◆ **Directions for this task**: Every line in the records below with the string "share" is to be copied out.

Source records
▼▼▼

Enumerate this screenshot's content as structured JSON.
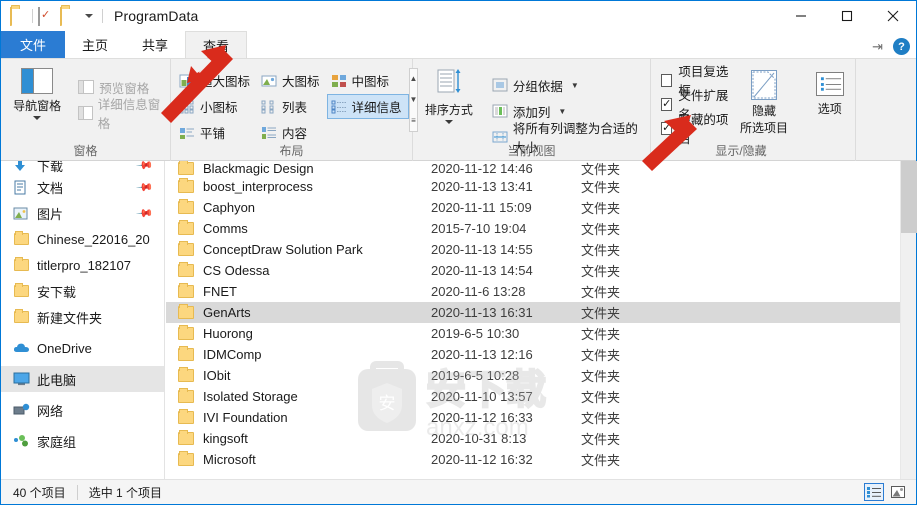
{
  "window": {
    "title": "ProgramData",
    "quick_access": [
      "folder-icon",
      "properties-icon",
      "new-folder-icon",
      "dropdown-caret"
    ],
    "minimize": "—",
    "maximize": "☐",
    "close": "✕",
    "pin_ribbon": "pin-icon",
    "help": "?"
  },
  "tabs": [
    {
      "label": "文件",
      "name": "tab-file"
    },
    {
      "label": "主页",
      "name": "tab-home"
    },
    {
      "label": "共享",
      "name": "tab-share"
    },
    {
      "label": "查看",
      "name": "tab-view"
    }
  ],
  "ribbon": {
    "groups": [
      {
        "label": "窗格"
      },
      {
        "label": "布局"
      },
      {
        "label": "当前视图"
      },
      {
        "label": "显示/隐藏"
      }
    ],
    "panes": {
      "nav_pane": "导航窗格",
      "preview_pane": "预览窗格",
      "details_pane": "详细信息窗格"
    },
    "layout": {
      "items": [
        "超大图标",
        "大图标",
        "中图标",
        "小图标",
        "列表",
        "详细信息",
        "平铺",
        "内容"
      ],
      "selected": "详细信息"
    },
    "current_view": {
      "sort_by": "排序方式",
      "group_by": "分组依据",
      "add_columns": "添加列",
      "size_columns": "将所有列调整为合适的大小"
    },
    "show_hide": {
      "item_checkboxes": {
        "label": "项目复选框",
        "checked": false
      },
      "file_extensions": {
        "label": "文件扩展名",
        "checked": true
      },
      "hidden_items": {
        "label": "隐藏的项目",
        "checked": true
      },
      "hide_selected": {
        "line1": "隐藏",
        "line2": "所选项目"
      },
      "options": "选项"
    }
  },
  "sidebar": {
    "items": [
      {
        "label": "下载",
        "icon": "download-icon",
        "pinned": true,
        "selected": false
      },
      {
        "label": "文档",
        "icon": "document-icon",
        "pinned": true,
        "selected": false
      },
      {
        "label": "图片",
        "icon": "picture-icon",
        "pinned": true,
        "selected": false
      },
      {
        "label": "Chinese_22016_20",
        "icon": "folder-icon",
        "pinned": false,
        "selected": false
      },
      {
        "label": "titlerpro_182107",
        "icon": "folder-icon",
        "pinned": false,
        "selected": false
      },
      {
        "label": "安下载",
        "icon": "folder-icon",
        "pinned": false,
        "selected": false
      },
      {
        "label": "新建文件夹",
        "icon": "folder-icon",
        "pinned": false,
        "selected": false
      },
      {
        "label": "OneDrive",
        "icon": "cloud-icon",
        "pinned": false,
        "selected": false
      },
      {
        "label": "此电脑",
        "icon": "this-pc-icon",
        "pinned": false,
        "selected": true
      },
      {
        "label": "网络",
        "icon": "network-icon",
        "pinned": false,
        "selected": false
      },
      {
        "label": "家庭组",
        "icon": "homegroup-icon",
        "pinned": false,
        "selected": false
      }
    ]
  },
  "filelist": {
    "rows": [
      {
        "name": "Blackmagic Design",
        "date": "2020-11-12 14:46",
        "type": "文件夹",
        "selected": false
      },
      {
        "name": "boost_interprocess",
        "date": "2020-11-13 13:41",
        "type": "文件夹",
        "selected": false
      },
      {
        "name": "Caphyon",
        "date": "2020-11-11 15:09",
        "type": "文件夹",
        "selected": false
      },
      {
        "name": "Comms",
        "date": "2015-7-10 19:04",
        "type": "文件夹",
        "selected": false
      },
      {
        "name": "ConceptDraw Solution Park",
        "date": "2020-11-13 14:55",
        "type": "文件夹",
        "selected": false
      },
      {
        "name": "CS Odessa",
        "date": "2020-11-13 14:54",
        "type": "文件夹",
        "selected": false
      },
      {
        "name": "FNET",
        "date": "2020-11-6 13:28",
        "type": "文件夹",
        "selected": false
      },
      {
        "name": "GenArts",
        "date": "2020-11-13 16:31",
        "type": "文件夹",
        "selected": true
      },
      {
        "name": "Huorong",
        "date": "2019-6-5 10:30",
        "type": "文件夹",
        "selected": false
      },
      {
        "name": "IDMComp",
        "date": "2020-11-13 12:16",
        "type": "文件夹",
        "selected": false
      },
      {
        "name": "IObit",
        "date": "2019-6-5 10:28",
        "type": "文件夹",
        "selected": false
      },
      {
        "name": "Isolated Storage",
        "date": "2020-11-10 13:57",
        "type": "文件夹",
        "selected": false
      },
      {
        "name": "IVI Foundation",
        "date": "2020-11-12 16:33",
        "type": "文件夹",
        "selected": false
      },
      {
        "name": "kingsoft",
        "date": "2020-10-31 8:13",
        "type": "文件夹",
        "selected": false
      },
      {
        "name": "Microsoft",
        "date": "2020-11-12 16:32",
        "type": "文件夹",
        "selected": false
      }
    ]
  },
  "watermark": {
    "logo_text": "安",
    "title": "安下载",
    "url": "anxz.com"
  },
  "statusbar": {
    "item_count": "40 个项目",
    "selected_count": "选中 1 个项目",
    "view_details": "details-view-icon",
    "view_large": "large-icons-view-icon"
  },
  "annotations": {
    "arrow_color": "#d92b1c",
    "arrow1_target": "查看",
    "arrow2_target": "隐藏的项目"
  }
}
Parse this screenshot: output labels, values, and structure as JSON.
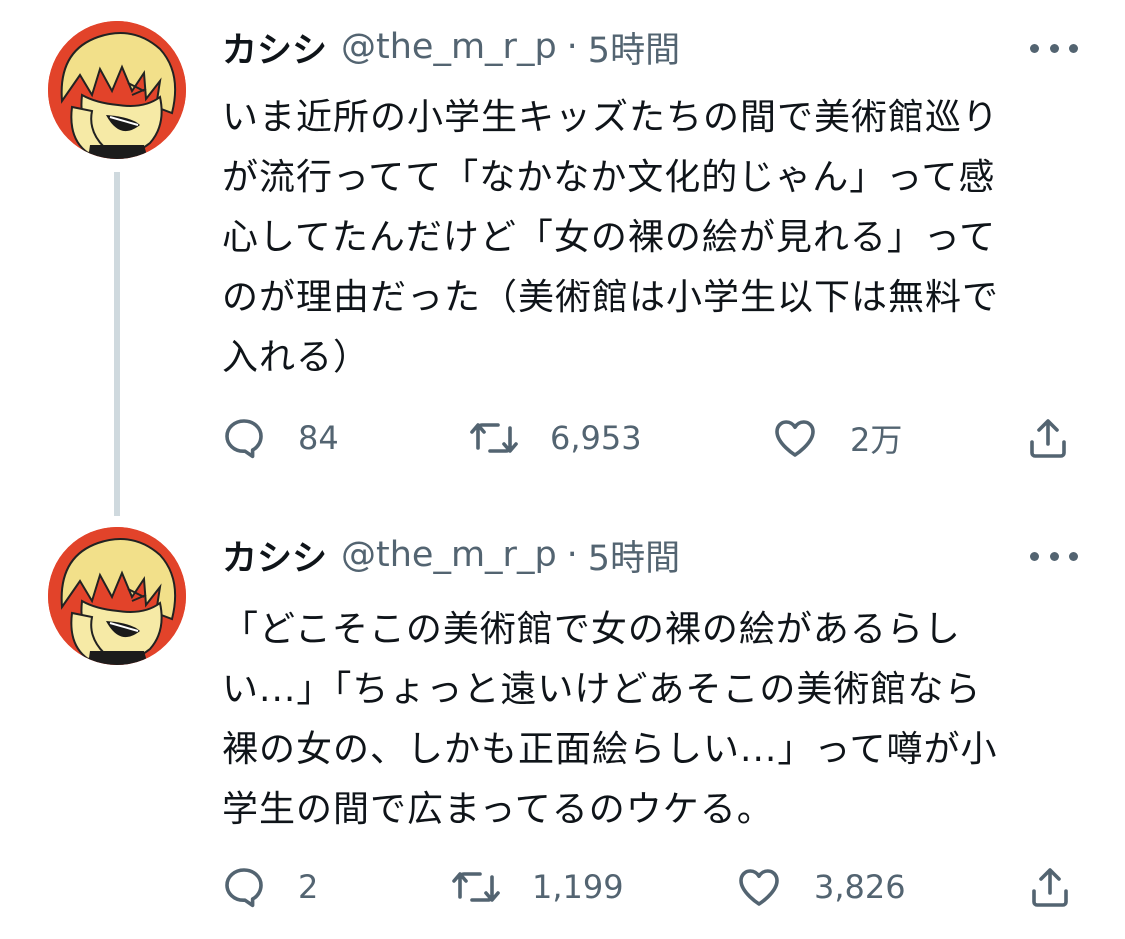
{
  "tweets": [
    {
      "display_name": "カシシ",
      "handle": "@the_m_r_p",
      "separator": "·",
      "time": "5時間",
      "text": "いま近所の小学生キッズたちの間で美術館巡り\nが流行ってて「なかなか文化的じゃん」って感\n心してたんだけど「女の裸の絵が見れる」って\nのが理由だった（美術館は小学生以下は無料で\n入れる）",
      "replies": "84",
      "retweets": "6,953",
      "likes": "2万"
    },
    {
      "display_name": "カシシ",
      "handle": "@the_m_r_p",
      "separator": "·",
      "time": "5時間",
      "text": "「どこそこの美術館で女の裸の絵があるらし\nい...」「ちょっと遠いけどあそこの美術館なら\n裸の女の、しかも正面絵らしい...」って噂が小\n学生の間で広まってるのウケる。",
      "replies": "2",
      "retweets": "1,199",
      "likes": "3,826"
    }
  ],
  "icons": {
    "reply": "speech-bubble-icon",
    "retweet": "retweet-arrows-icon",
    "like": "heart-icon",
    "share": "share-upload-icon",
    "more": "ellipsis-icon"
  },
  "colors": {
    "text": "#0f1419",
    "secondary": "#536471",
    "thread_line": "#cfd9de",
    "avatar_bg": "#e2432a",
    "avatar_hair": "#f2e08a"
  }
}
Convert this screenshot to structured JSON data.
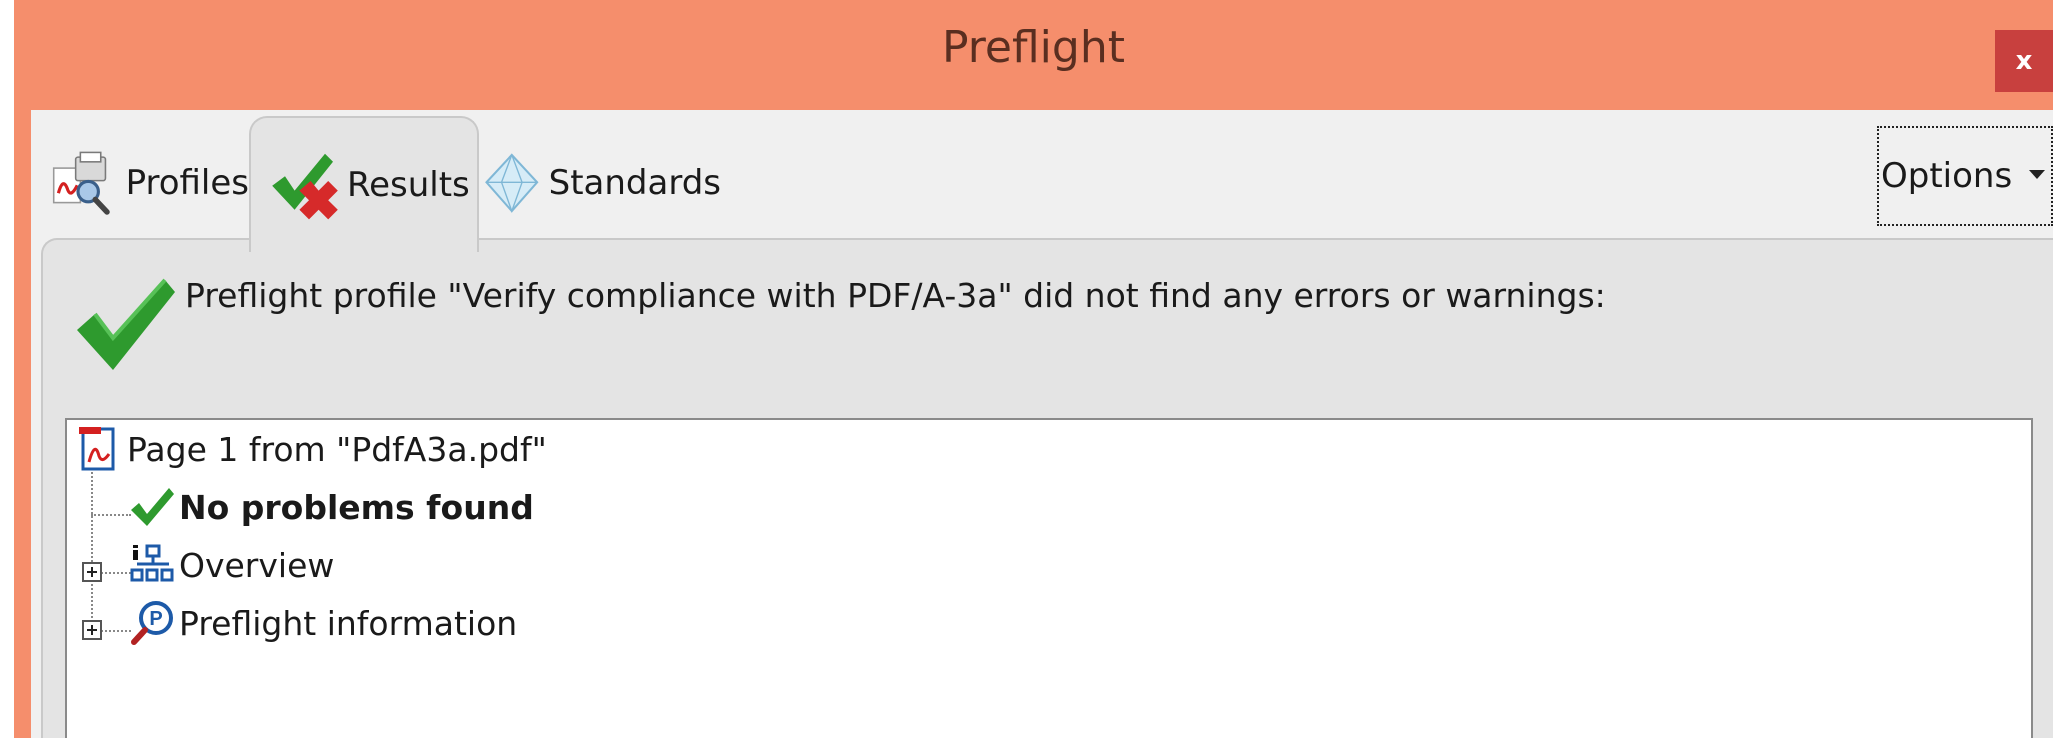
{
  "window": {
    "title": "Preflight",
    "close_label": "x"
  },
  "tabs": [
    {
      "label": "Profiles",
      "icon": "profiles-icon",
      "active": false
    },
    {
      "label": "Results",
      "icon": "results-icon",
      "active": true
    },
    {
      "label": "Standards",
      "icon": "standards-icon",
      "active": false
    }
  ],
  "options": {
    "label": "Options"
  },
  "result": {
    "message": "Preflight profile \"Verify compliance with PDF/A-3a\" did not find any errors or warnings:"
  },
  "tree": {
    "items": [
      {
        "label": "Page 1 from \"PdfA3a.pdf\"",
        "icon": "pdf-page-icon"
      },
      {
        "label": "No problems found",
        "icon": "checkmark-icon"
      },
      {
        "label": "Overview",
        "icon": "overview-icon"
      },
      {
        "label": "Preflight information",
        "icon": "preflight-info-icon"
      }
    ]
  },
  "colors": {
    "titlebar": "#f58e6c",
    "close_button": "#c8403e",
    "check_green": "#2e9a2e",
    "cross_red": "#d62a2a"
  }
}
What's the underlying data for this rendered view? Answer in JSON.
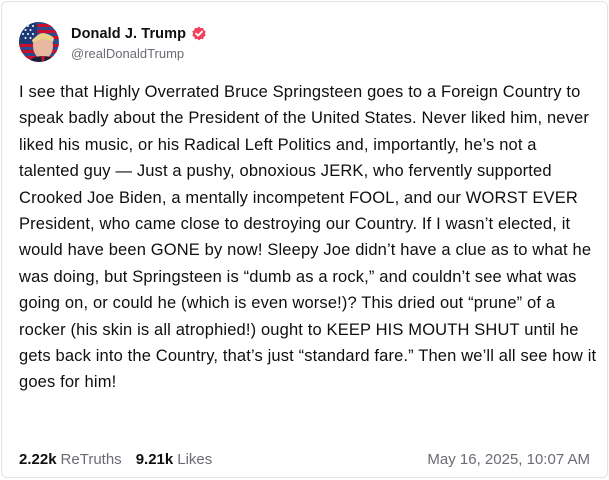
{
  "author": {
    "display_name": "Donald J. Trump",
    "handle": "@realDonaldTrump",
    "verified_icon": "verified-badge-icon",
    "badge_color": "#f0425f"
  },
  "post": {
    "text": "I see that Highly Overrated Bruce Springsteen goes to a Foreign Country to speak badly about the President of the United States. Never liked him, never liked his music, or his Radical Left Politics and, importantly, he’s not a talented guy — Just a pushy, obnoxious JERK, who fervently supported Crooked Joe Biden, a mentally incompetent FOOL, and our WORST EVER President, who came close to destroying our Country. If I wasn’t elected, it would have been GONE by now! Sleepy Joe didn’t have a clue as to what he was doing, but Springsteen is “dumb as a rock,” and couldn’t see what was going on, or could he (which is even worse!)? This dried out “prune” of a rocker (his skin is all atrophied!) ought to KEEP HIS MOUTH SHUT until he gets back into the Country, that’s just “standard fare.” Then we’ll all see how it goes for him!"
  },
  "stats": {
    "retruths_count": "2.22k",
    "retruths_label": "ReTruths",
    "likes_count": "9.21k",
    "likes_label": "Likes"
  },
  "timestamp": "May 16, 2025, 10:07 AM",
  "colors": {
    "text": "#0f0f10",
    "muted": "#6b6b73",
    "border": "#e4e4e7"
  }
}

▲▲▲

◆ **Solution below**:
      "name": "tab-share"
    "share": "share-upload-icon",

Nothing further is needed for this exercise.